_EXERCISE_
An exact, complete copy of the data that follows is needed.

DATA FOR THE TASK Start Marker

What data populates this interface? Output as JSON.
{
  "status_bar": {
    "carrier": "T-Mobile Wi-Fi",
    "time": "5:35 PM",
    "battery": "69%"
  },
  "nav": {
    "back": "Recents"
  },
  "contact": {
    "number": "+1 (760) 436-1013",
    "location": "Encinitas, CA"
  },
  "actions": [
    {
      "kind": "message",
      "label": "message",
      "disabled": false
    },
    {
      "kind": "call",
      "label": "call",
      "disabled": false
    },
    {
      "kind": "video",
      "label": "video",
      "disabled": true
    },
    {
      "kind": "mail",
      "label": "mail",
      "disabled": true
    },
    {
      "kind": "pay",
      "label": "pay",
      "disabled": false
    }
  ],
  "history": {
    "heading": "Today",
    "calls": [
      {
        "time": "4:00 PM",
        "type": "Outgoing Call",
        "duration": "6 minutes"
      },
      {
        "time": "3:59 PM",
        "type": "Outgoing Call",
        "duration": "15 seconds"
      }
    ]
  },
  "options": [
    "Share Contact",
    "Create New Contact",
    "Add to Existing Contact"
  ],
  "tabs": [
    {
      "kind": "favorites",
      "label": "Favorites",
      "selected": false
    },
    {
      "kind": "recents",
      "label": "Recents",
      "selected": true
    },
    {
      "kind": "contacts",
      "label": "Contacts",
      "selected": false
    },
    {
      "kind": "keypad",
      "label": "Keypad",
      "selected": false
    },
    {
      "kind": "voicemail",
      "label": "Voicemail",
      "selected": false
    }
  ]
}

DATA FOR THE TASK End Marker

_EXERCISE SOLUTION_
What data populates this interface? Output as JSON.
{
  "status_bar": {
    "carrier": "T-Mobile Wi-Fi",
    "time": "5:35 PM",
    "battery": "69%"
  },
  "nav": {
    "back": "Recents"
  },
  "contact": {
    "number": "+1 (760) 436-1013",
    "location": "Encinitas, CA"
  },
  "actions": [
    {
      "kind": "message",
      "label": "message",
      "disabled": false
    },
    {
      "kind": "call",
      "label": "call",
      "disabled": false
    },
    {
      "kind": "video",
      "label": "video",
      "disabled": true
    },
    {
      "kind": "mail",
      "label": "mail",
      "disabled": true
    },
    {
      "kind": "pay",
      "label": "pay",
      "disabled": false
    }
  ],
  "history": {
    "heading": "Today",
    "calls": [
      {
        "time": "4:00 PM",
        "type": "Outgoing Call",
        "duration": "6 minutes"
      },
      {
        "time": "3:59 PM",
        "type": "Outgoing Call",
        "duration": "15 seconds"
      }
    ]
  },
  "options": [
    "Share Contact",
    "Create New Contact",
    "Add to Existing Contact"
  ],
  "tabs": [
    {
      "kind": "favorites",
      "label": "Favorites",
      "selected": false
    },
    {
      "kind": "recents",
      "label": "Recents",
      "selected": true
    },
    {
      "kind": "contacts",
      "label": "Contacts",
      "selected": false
    },
    {
      "kind": "keypad",
      "label": "Keypad",
      "selected": false
    },
    {
      "kind": "voicemail",
      "label": "Voicemail",
      "selected": false
    }
  ]
}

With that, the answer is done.